November Trading Standards14th of November, 2021
Cold callers carrying out property repairs in your neighbourhood.
Home owners looking to have property repairs or home maintenance work carried out are asked to use caution and not to rely on the legitimacy of traders who might be carrying out work at a neighbour's house.
Reports have recently been received from the Lancaster and Rossendale areas where traders carrying out roofing work at one house on the street then cold call other householders. These householders felt they could trust the trader as a neighbour had already employed them. Once the trader had secured a few jobs in the street, begun a small amount of work on each house and secured money up front for materials, the quality of the work being provided began to suffer and the trader left, in some cases not finishing the job.
Always do your research, use local, known trades people and get 3 quotes. Make sure you get names and address details and are provided with a written quote for the work. Remember if you agree to a contract in your own home you should be given cancellation rights of 14 days by the trader in writing.
Trading Standards advice is to always say no to cold callers. The Safetrader scheme can help you find a trader in your area, contact 0303 333 1111 or go to www.safetrader.org.uk
Fraudsters pretending to be a police officer
Lancashire Police are warning of fraudsters telephoning victims pretending to be police officers and fraudulently obtaining cash through what is known as courier fraud. So far, the reports have been from pensioners in the Blackburn, Lancaster, Preston and Ribble Valley areas.
The resident receives a phone call from a man claiming to be a Police Officer investigating fraudulent activity on their bank account. On one occasion the caller instructed the victim to go to the bank and withdraw €3,500 claiming it was needed as evidence. On their return home a man visited the home address to collect the cash.
Please be aware of this highly sophisticated and devastating scam. If you ever receive a phone call from somebody stating they are a police officer and you are unsure they are who they are claiming to be, you can terminate the call and ring 101 and check that their name and collar number is genuine. Always ensure that you hear a fresh dialling tone because sometimes fraudsters will stay on the line after you think the call has been disconnected and pretend to be a police call handler.
For help and advice about how you can stay safe from scammers visit Action Fraud via www.actionfraud.police.uk or call 0300 123 2040.
Beware of emails claiming to be from a supermarket offering such things as £100 promo awards, £90 confirmed free trial offers or £100 of gift cards for filling out a marketing survey.
These emails pretend to be from well-known supermarkets, in order for the fraudsters to gain your trust, asking for personal information or getting you to click onto less secure website links.
Parcel delivery fee scams

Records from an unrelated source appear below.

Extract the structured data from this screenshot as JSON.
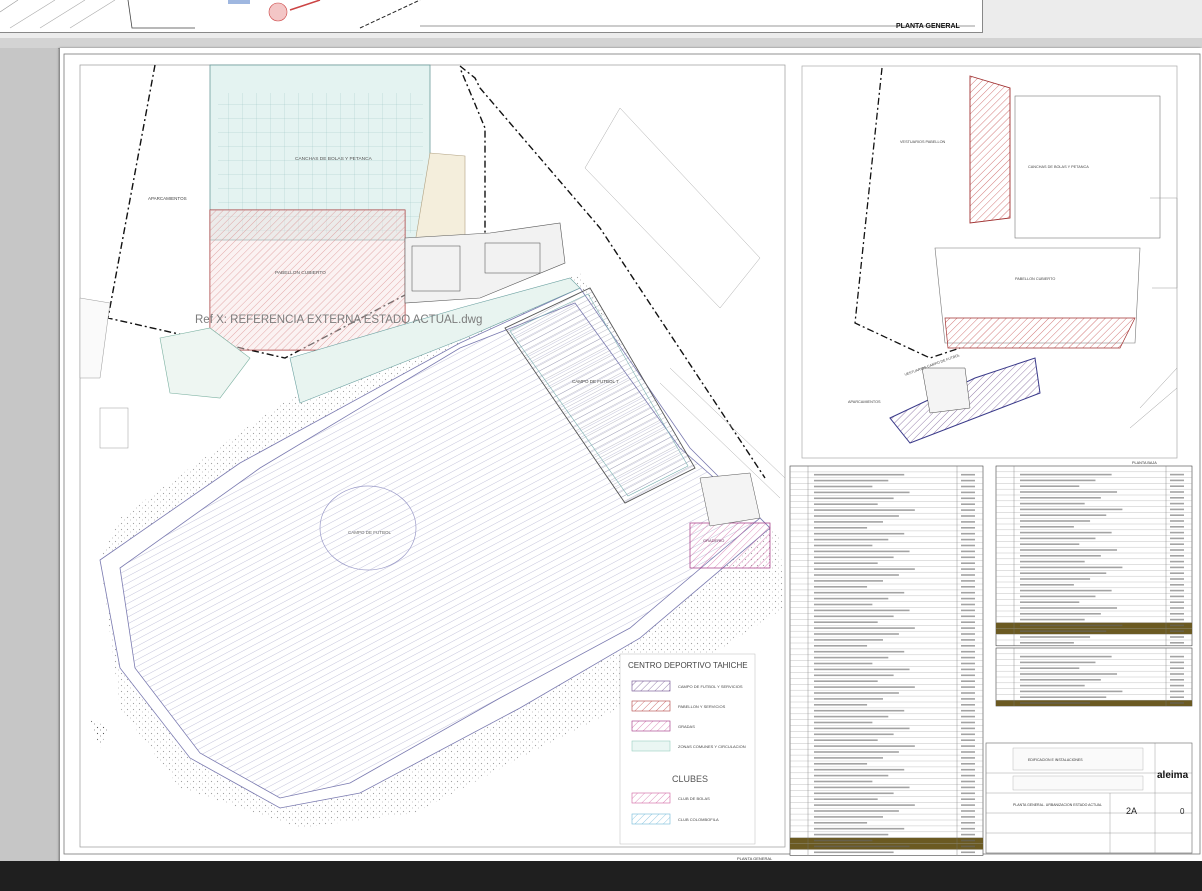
{
  "top_sheet": {
    "label": "PLANTA GENERAL"
  },
  "main_plan": {
    "xref_text": "Ref X: REFERENCIA EXTERNA ESTADO ACTUAL.dwg",
    "labels": {
      "canchas": "CANCHAS DE BOLAS Y PETANCA",
      "pabellon": "PABELLON CUBIERTO",
      "campo_futbol": "CAMPO DE FUTBOL",
      "campo_futbol_7": "CAMPO DE FUTBOL 7",
      "aparcamientos": "APARCAMIENTOS",
      "graderio": "GRADERIO"
    },
    "footer": "PLANTA GENERAL"
  },
  "legend": {
    "title": "CENTRO DEPORTIVO TAHICHE",
    "items": [
      {
        "label": "CAMPO DE FUTBOL Y SERVICIOS",
        "color": "#6a4a8a"
      },
      {
        "label": "PABELLON Y SERVICIOS",
        "color": "#b04040"
      },
      {
        "label": "GRADAS",
        "color": "#a03080"
      },
      {
        "label": "ZONAS COMUNES Y CIRCULACION",
        "color": "#9ad0c0"
      }
    ],
    "clubs_title": "CLUBES",
    "clubs": [
      {
        "label": "CLUB DE BOLAS",
        "color": "#d060a0"
      },
      {
        "label": "CLUB COLOMBOFILA",
        "color": "#70b8d8"
      }
    ]
  },
  "upper_plan": {
    "labels": {
      "vestuarios_pabellon": "VESTUARIOS PABELLON",
      "canchas": "CANCHAS DE BOLAS Y PETANCA",
      "pabellon": "PABELLON CUBIERTO",
      "vestuarios_futbol": "VESTUARIOS CAMPO DE FUTBOL",
      "aparcamientos": "APARCAMIENTOS"
    },
    "footer": "PLANTA BAJA"
  },
  "title_block": {
    "logo": "aleima",
    "sheet_number": "2A",
    "revision": "0",
    "project_label": "EDIFICACION E INSTALACIONES",
    "drawing_title": "PLANTA GENERAL. URBANIZACION ESTADO ACTUAL"
  }
}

Residents are warned that a scam text message from someone pretending to be a DPD missed delivery driver is currently doing the rounds. You are provided with a link to follow for a re-delivery. The link then asks for bank details to cover a redelivery charge - it's a very convincing link to a site which copies the real DPD site quite convincingly. Be sure that when you book a redelivery, you are genuinely waiting for a parcel, and the site you click on is the genuine article. Do not input card details for re-deliveries- they are free.
A variation on this scam is an email alleging to come from the post office. If someone is expecting a parcel, this may just trip them up. The message received is as follows or similar: "Your parcel has been redirected to IocaI Post Office branch due to an unpaid shipping fee. PIease visit https://branch-delivery-fees.com to pay and rebook."

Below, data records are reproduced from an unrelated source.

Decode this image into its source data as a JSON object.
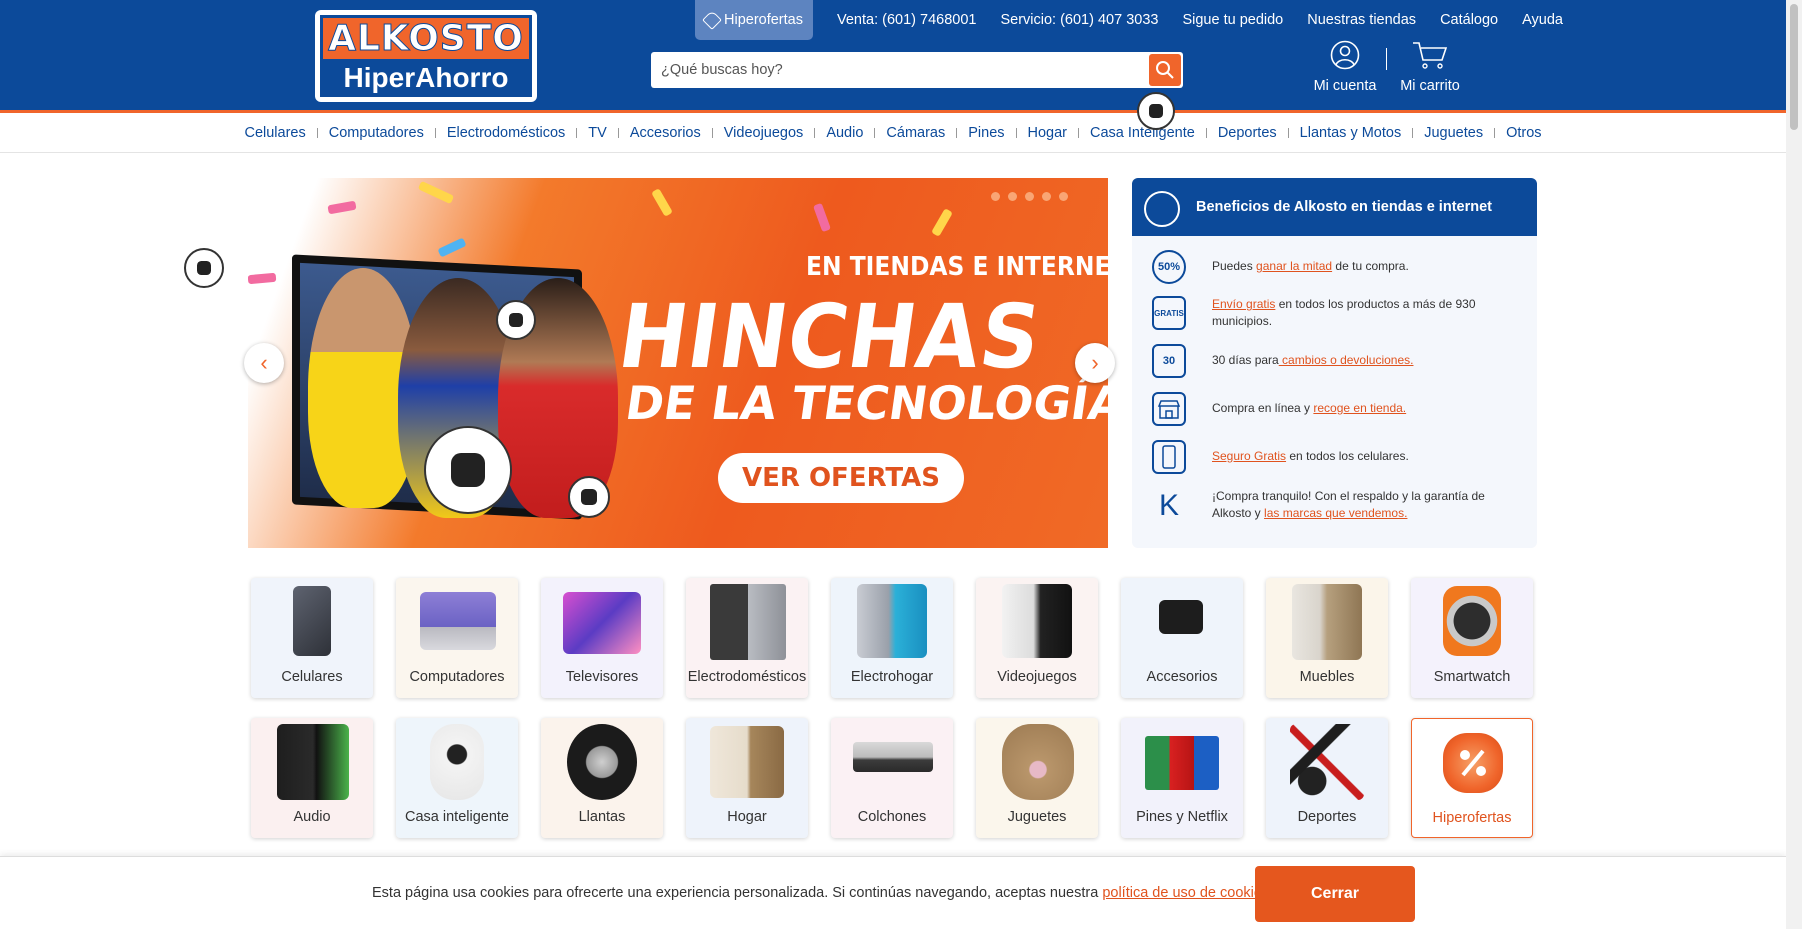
{
  "header": {
    "logo_top": "ALKOSTO",
    "logo_bottom": "HiperAhorro",
    "links": {
      "hiperofertas": "Hiperofertas",
      "venta": "Venta: (601) 7468001",
      "servicio": "Servicio: (601) 407 3033",
      "pedido": "Sigue tu pedido",
      "tiendas": "Nuestras tiendas",
      "catalogo": "Catálogo",
      "ayuda": "Ayuda"
    },
    "search_placeholder": "¿Qué buscas hoy?",
    "account": "Mi cuenta",
    "cart": "Mi carrito"
  },
  "nav": {
    "items": [
      "Celulares",
      "Computadores",
      "Electrodomésticos",
      "TV",
      "Accesorios",
      "Videojuegos",
      "Audio",
      "Cámaras",
      "Pines",
      "Hogar",
      "Casa Inteligente",
      "Deportes",
      "Llantas y Motos",
      "Juguetes",
      "Otros"
    ]
  },
  "banner": {
    "small": "EN TIENDAS E INTERNET",
    "big": "HINCHAS",
    "mid": "DE LA TECNOLOGÍA",
    "button": "VER OFERTAS",
    "prev": "‹",
    "next": "›"
  },
  "benefits": {
    "title": "Beneficios de Alkosto en tiendas e internet",
    "items": [
      {
        "icon": "50%",
        "pre": "Puedes ",
        "link": "ganar la mitad",
        "post": " de tu compra."
      },
      {
        "icon": "GRATIS",
        "pre": "",
        "link": "Envío gratis",
        "post": " en todos los productos a más de 930 municipios."
      },
      {
        "icon": "30",
        "pre": "30 días para",
        "link": " cambios o devoluciones.",
        "post": ""
      },
      {
        "icon": "store-icon",
        "pre": "Compra en línea y ",
        "link": "recoge en tienda.",
        "post": ""
      },
      {
        "icon": "phone-icon",
        "pre": "",
        "link": "Seguro Gratis",
        "post": " en todos los celulares."
      },
      {
        "icon": "K",
        "pre": "¡Compra tranquilo! Con el respaldo y la garantía de Alkosto y ",
        "link": "las marcas que vendemos.",
        "post": ""
      }
    ]
  },
  "categories": {
    "row1": [
      "Celulares",
      "Computadores",
      "Televisores",
      "Electrodomésticos",
      "Electrohogar",
      "Videojuegos",
      "Accesorios",
      "Muebles",
      "Smartwatch"
    ],
    "row2": [
      "Audio",
      "Casa inteligente",
      "Llantas",
      "Hogar",
      "Colchones",
      "Juguetes",
      "Pines y Netflix",
      "Deportes",
      "Hiperofertas"
    ]
  },
  "cookie": {
    "text": "Esta página usa cookies para ofrecerte una experiencia personalizada. Si continúas navegando, aceptas nuestra ",
    "link": "política de uso de cookies",
    "end": ".",
    "button": "Cerrar"
  },
  "colors": {
    "brand_blue": "#0c4a9a",
    "brand_orange": "#f0652b"
  }
}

Email scams can be forwarded to [email protected], then immediately deleted.
Online shopping advice
In the run up to Christmas, shoppers are advised to beware of scam sites or fake products when shopping for a bargain. Fraudulent sites can take your money and never provide the goods or supply fake goods for prices only slightly cheaper than the genuine items.
Think about if the product is something you want, and is it the bargain it might be described to be.

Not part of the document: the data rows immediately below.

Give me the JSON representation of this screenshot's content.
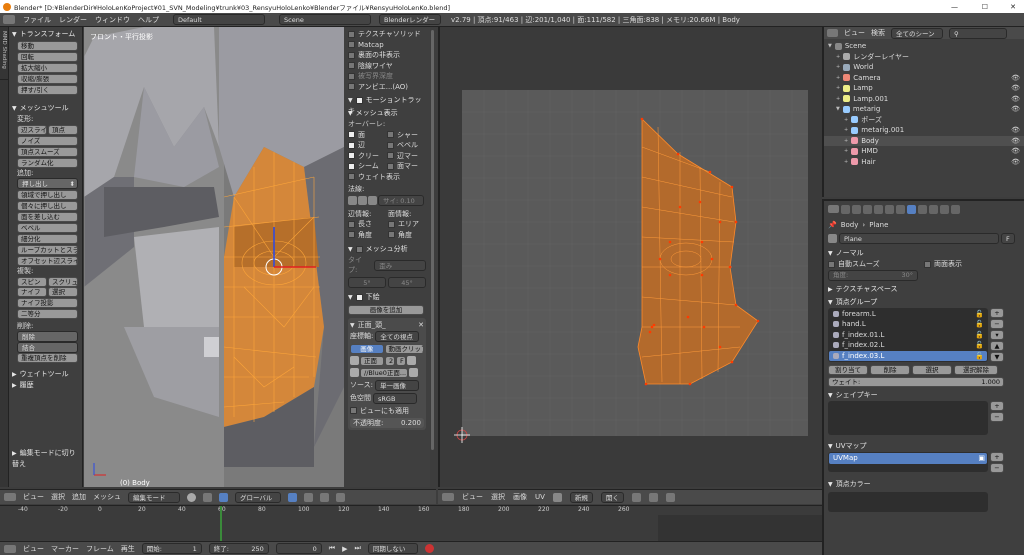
{
  "titlebar": {
    "title": "Blender* [D:¥BlenderDir¥HoloLenKoProject¥01_SVN_Modeling¥trunk¥03_RensyuHoloLenko¥Blenderファイル¥RensyuHoloLenKo.blend]",
    "minimize": "—",
    "maximize": "☐",
    "close": "✕"
  },
  "menubar": {
    "items": [
      "ファイル",
      "レンダー",
      "ウィンドウ",
      "ヘルプ"
    ],
    "layout": "Default",
    "scene": "Scene",
    "engine": "Blenderレンダー",
    "stats": "v2.79 | 頂点:91/463 | 辺:201/1,040 | 面:111/582 | 三角面:838 | メモリ:20.66M | Body"
  },
  "tools": {
    "transform_header": "トランスフォーム",
    "transform": [
      "移動",
      "回転",
      "拡大縮小",
      "収縮/膨張",
      "押す/引く"
    ],
    "meshtools_header": "メッシュツール",
    "deform_label": "変形:",
    "slide_edge": "辺スライ",
    "slide_vert": "頂点",
    "deform": [
      "ノイズ",
      "頂点スムーズ",
      "ランダム化"
    ],
    "add_label": "追加:",
    "extrude": "押し出し",
    "add": [
      "領域で押し出し",
      "個々に押し出し",
      "面を差し込む",
      "ベベル",
      "細分化",
      "ループカットとスライド",
      "オフセット辺スライド"
    ],
    "dup_label": "複製:",
    "spin": "スピン",
    "screw": "スクリュ",
    "knife": "ナイフ",
    "select": "選択",
    "dup": [
      "ナイフ投影",
      "二等分"
    ],
    "del_label": "削除:",
    "delete": "削除",
    "merge": "結合",
    "remove_doubles": "重複頂点を削除",
    "weight_header": "ウェイトツール",
    "history_header": "履歴",
    "toggle_editmode": "編集モードに切り替え",
    "vtabs": [
      "ツール",
      "作成",
      "関係",
      "アニメーション",
      "物理演算",
      "グリースペンシル",
      "HoloLenKo",
      "MMD",
      "MMD Shading"
    ]
  },
  "viewport3d": {
    "view_label": "フロント・平行投影",
    "obj_label": "(0) Body"
  },
  "props3d": {
    "shading": [
      "テクスチャソリッド",
      "Matcap",
      "裏面の非表示",
      "陰線ワイヤ",
      "被写界深度",
      "アンビエ...(AO)"
    ],
    "motion_tracking": "モーショントラッキ",
    "mesh_display": "メッシュ表示",
    "overlay": "オーバーレ:",
    "overlay_left": [
      "面",
      "辺",
      "クリー",
      "シーム"
    ],
    "overlay_right": [
      "シャー",
      "ベベル",
      "辺マー",
      "面マー"
    ],
    "weight": "ウェイト表示",
    "normals": "法線:",
    "normal_size": "サイ: 0.10",
    "edge_info": "辺情報:",
    "face_info": "面情報:",
    "info_l": [
      "長さ",
      "角度"
    ],
    "info_r": [
      "エリア",
      "角度"
    ],
    "mesh_analysis": "メッシュ分析",
    "type_label": "タイプ:",
    "type_val": "歪み",
    "min": "5°",
    "max": "45°",
    "bg_images": "下絵",
    "add_image": "画像を追加",
    "bg_item": "正面_頭_",
    "axis_label": "座標軸:",
    "axis_val": "全ての視点",
    "image_btn": "画像",
    "movie_btn": "動画クリップ",
    "front": "正面",
    "num2": "2",
    "F": "F",
    "file": "//Blue0正面...",
    "source_label": "ソース:",
    "source_val": "単一画像",
    "colorspace_label": "色空間",
    "colorspace_val": "sRGB",
    "view_as_render": "ビューにも適用",
    "opacity_label": "不透明度:",
    "opacity_val": "0.200"
  },
  "header3d": {
    "view": "ビュー",
    "select": "選択",
    "add": "追加",
    "mesh": "メッシュ",
    "mode": "編集モード",
    "orientation": "グローバル"
  },
  "uv": {
    "view": "ビュー",
    "select": "選択",
    "image": "画像",
    "uvs": "UV",
    "new": "新規",
    "open": "開く"
  },
  "outliner": {
    "view": "ビュー",
    "search": "検索",
    "scenes": "全てのシーン",
    "items": [
      {
        "label": "Scene",
        "level": 0
      },
      {
        "label": "レンダーレイヤー",
        "level": 1
      },
      {
        "label": "World",
        "level": 1
      },
      {
        "label": "Camera",
        "level": 1
      },
      {
        "label": "Lamp",
        "level": 1
      },
      {
        "label": "Lamp.001",
        "level": 1
      },
      {
        "label": "metarig",
        "level": 1
      },
      {
        "label": "ポーズ",
        "level": 2
      },
      {
        "label": "metarig.001",
        "level": 2
      },
      {
        "label": "Body",
        "level": 2
      },
      {
        "label": "HMD",
        "level": 2
      },
      {
        "label": "Hair",
        "level": 2
      }
    ]
  },
  "properties": {
    "body": "Body",
    "plane": "Plane",
    "plane_field": "Plane",
    "F": "F",
    "normals_header": "ノーマル",
    "autosmooth": "自動スムーズ",
    "double_sided": "両面表示",
    "angle": "角度:",
    "angle_val": "30°",
    "texspace": "テクスチャスペース",
    "vgroups_header": "頂点グループ",
    "vgroups": [
      "forearm.L",
      "hand.L",
      "f_index.01.L",
      "f_index.02.L",
      "f_index.03.L"
    ],
    "assign": "割り当て",
    "remove": "削除",
    "select": "選択",
    "deselect": "選択解除",
    "weight": "ウェイト:",
    "weight_val": "1.000",
    "shapekeys": "シェイプキー",
    "uvmaps": "UVマップ",
    "uvmap_item": "UVMap",
    "vcolors": "頂点カラー"
  },
  "timeline": {
    "ticks": [
      "-40",
      "-20",
      "0",
      "20",
      "40",
      "60",
      "80",
      "100",
      "120",
      "140",
      "160",
      "180",
      "200",
      "220",
      "240",
      "260"
    ],
    "view": "ビュー",
    "marker": "マーカー",
    "frame": "フレーム",
    "play": "再生",
    "start": "開始:",
    "start_val": "1",
    "end": "終了:",
    "end_val": "250",
    "current": "0",
    "sync": "同期しない"
  }
}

Never disclose security details, such as your PIN or full password
Do not assume an email request or caller is genuine - people aren’t always who they say they are.
Do not be rushed .
Listen to your instincts – if something feels wrong then it is usually right to pause and question it.
Stay in control – have the confidence to refuse unusual requests for information
To avoid inadvertently buying counterfeits: Make sure you check feedback on suppliers before you buy.
Price is a good indicator – be suspicious if the item is considerably cheaper.
Check that the site is secure and provides name and address details - look for the padlock in the address bar when paying.
Remember that if you buy from a company based abroad it is going to be very difficult if not impossible to resolve any problems that might arise with the goods.
Contact the Trading Standards Service via the Citizens Advice Consumer Helpline on 0808 223 1133